Dataset rows describing interfaces
========

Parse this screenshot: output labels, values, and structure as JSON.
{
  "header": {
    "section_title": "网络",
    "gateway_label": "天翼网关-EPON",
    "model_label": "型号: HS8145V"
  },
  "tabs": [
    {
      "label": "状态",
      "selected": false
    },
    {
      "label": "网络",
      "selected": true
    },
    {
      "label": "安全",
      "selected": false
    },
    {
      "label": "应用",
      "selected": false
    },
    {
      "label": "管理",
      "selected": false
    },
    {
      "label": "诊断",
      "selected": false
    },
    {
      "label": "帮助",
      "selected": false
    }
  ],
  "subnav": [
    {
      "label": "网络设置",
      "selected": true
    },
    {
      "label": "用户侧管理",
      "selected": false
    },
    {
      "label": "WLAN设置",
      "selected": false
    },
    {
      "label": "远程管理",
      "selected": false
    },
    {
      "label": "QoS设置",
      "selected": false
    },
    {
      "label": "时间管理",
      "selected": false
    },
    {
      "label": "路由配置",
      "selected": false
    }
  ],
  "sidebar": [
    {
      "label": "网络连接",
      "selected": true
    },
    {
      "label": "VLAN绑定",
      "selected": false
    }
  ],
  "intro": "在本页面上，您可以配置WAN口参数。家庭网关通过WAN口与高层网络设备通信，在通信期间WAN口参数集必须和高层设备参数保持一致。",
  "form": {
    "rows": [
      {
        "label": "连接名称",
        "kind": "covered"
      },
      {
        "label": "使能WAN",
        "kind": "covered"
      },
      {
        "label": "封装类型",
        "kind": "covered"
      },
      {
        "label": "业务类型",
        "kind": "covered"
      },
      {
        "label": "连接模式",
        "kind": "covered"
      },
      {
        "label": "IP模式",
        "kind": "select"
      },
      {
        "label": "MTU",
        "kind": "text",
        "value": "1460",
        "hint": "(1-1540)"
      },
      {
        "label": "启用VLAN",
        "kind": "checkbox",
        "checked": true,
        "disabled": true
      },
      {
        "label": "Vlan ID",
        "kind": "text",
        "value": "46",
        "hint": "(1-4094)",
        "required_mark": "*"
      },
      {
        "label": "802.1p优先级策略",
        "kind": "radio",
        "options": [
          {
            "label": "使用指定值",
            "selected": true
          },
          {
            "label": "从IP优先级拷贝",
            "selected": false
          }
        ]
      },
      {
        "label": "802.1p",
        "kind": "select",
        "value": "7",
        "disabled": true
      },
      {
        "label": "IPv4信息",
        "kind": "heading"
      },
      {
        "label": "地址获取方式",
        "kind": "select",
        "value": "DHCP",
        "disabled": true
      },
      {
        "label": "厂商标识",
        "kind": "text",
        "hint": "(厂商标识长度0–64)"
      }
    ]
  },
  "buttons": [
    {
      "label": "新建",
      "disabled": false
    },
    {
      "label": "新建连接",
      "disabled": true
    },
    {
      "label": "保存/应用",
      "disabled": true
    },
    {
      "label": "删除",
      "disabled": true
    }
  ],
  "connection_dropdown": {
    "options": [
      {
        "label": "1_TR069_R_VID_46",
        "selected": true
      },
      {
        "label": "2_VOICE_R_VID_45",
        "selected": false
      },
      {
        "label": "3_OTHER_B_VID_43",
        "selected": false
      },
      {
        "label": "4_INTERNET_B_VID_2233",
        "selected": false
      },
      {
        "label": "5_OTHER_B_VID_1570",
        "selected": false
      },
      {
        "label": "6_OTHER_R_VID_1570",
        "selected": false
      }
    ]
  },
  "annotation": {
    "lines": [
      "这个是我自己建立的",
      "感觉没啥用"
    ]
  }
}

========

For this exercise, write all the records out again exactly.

- [Answer section]
Parse this screenshot: output labels, values, and structure as JSON.
{
  "header": {
    "section_title": "网络",
    "gateway_label": "天翼网关-EPON",
    "model_label": "型号: HS8145V"
  },
  "tabs": [
    {
      "label": "状态",
      "selected": false
    },
    {
      "label": "网络",
      "selected": true
    },
    {
      "label": "安全",
      "selected": false
    },
    {
      "label": "应用",
      "selected": false
    },
    {
      "label": "管理",
      "selected": false
    },
    {
      "label": "诊断",
      "selected": false
    },
    {
      "label": "帮助",
      "selected": false
    }
  ],
  "subnav": [
    {
      "label": "网络设置",
      "selected": true
    },
    {
      "label": "用户侧管理",
      "selected": false
    },
    {
      "label": "WLAN设置",
      "selected": false
    },
    {
      "label": "远程管理",
      "selected": false
    },
    {
      "label": "QoS设置",
      "selected": false
    },
    {
      "label": "时间管理",
      "selected": false
    },
    {
      "label": "路由配置",
      "selected": false
    }
  ],
  "sidebar": [
    {
      "label": "网络连接",
      "selected": true
    },
    {
      "label": "VLAN绑定",
      "selected": false
    }
  ],
  "intro": "在本页面上，您可以配置WAN口参数。家庭网关通过WAN口与高层网络设备通信，在通信期间WAN口参数集必须和高层设备参数保持一致。",
  "form": {
    "rows": [
      {
        "label": "连接名称",
        "kind": "covered"
      },
      {
        "label": "使能WAN",
        "kind": "covered"
      },
      {
        "label": "封装类型",
        "kind": "covered"
      },
      {
        "label": "业务类型",
        "kind": "covered"
      },
      {
        "label": "连接模式",
        "kind": "covered"
      },
      {
        "label": "IP模式",
        "kind": "select"
      },
      {
        "label": "MTU",
        "kind": "text",
        "value": "1460",
        "hint": "(1-1540)"
      },
      {
        "label": "启用VLAN",
        "kind": "checkbox",
        "checked": true,
        "disabled": true
      },
      {
        "label": "Vlan ID",
        "kind": "text",
        "value": "46",
        "hint": "(1-4094)",
        "required_mark": "*"
      },
      {
        "label": "802.1p优先级策略",
        "kind": "radio",
        "options": [
          {
            "label": "使用指定值",
            "selected": true
          },
          {
            "label": "从IP优先级拷贝",
            "selected": false
          }
        ]
      },
      {
        "label": "802.1p",
        "kind": "select",
        "value": "7",
        "disabled": true
      },
      {
        "label": "IPv4信息",
        "kind": "heading"
      },
      {
        "label": "地址获取方式",
        "kind": "select",
        "value": "DHCP",
        "disabled": true
      },
      {
        "label": "厂商标识",
        "kind": "text",
        "hint": "(厂商标识长度0–64)"
      }
    ]
  },
  "buttons": [
    {
      "label": "新建",
      "disabled": false
    },
    {
      "label": "新建连接",
      "disabled": true
    },
    {
      "label": "保存/应用",
      "disabled": true
    },
    {
      "label": "删除",
      "disabled": true
    }
  ],
  "connection_dropdown": {
    "options": [
      {
        "label": "1_TR069_R_VID_46",
        "selected": true
      },
      {
        "label": "2_VOICE_R_VID_45",
        "selected": false
      },
      {
        "label": "3_OTHER_B_VID_43",
        "selected": false
      },
      {
        "label": "4_INTERNET_B_VID_2233",
        "selected": false
      },
      {
        "label": "5_OTHER_B_VID_1570",
        "selected": false
      },
      {
        "label": "6_OTHER_R_VID_1570",
        "selected": false
      }
    ]
  },
  "annotation": {
    "lines": [
      "这个是我自己建立的",
      "感觉没啥用"
    ]
  }
}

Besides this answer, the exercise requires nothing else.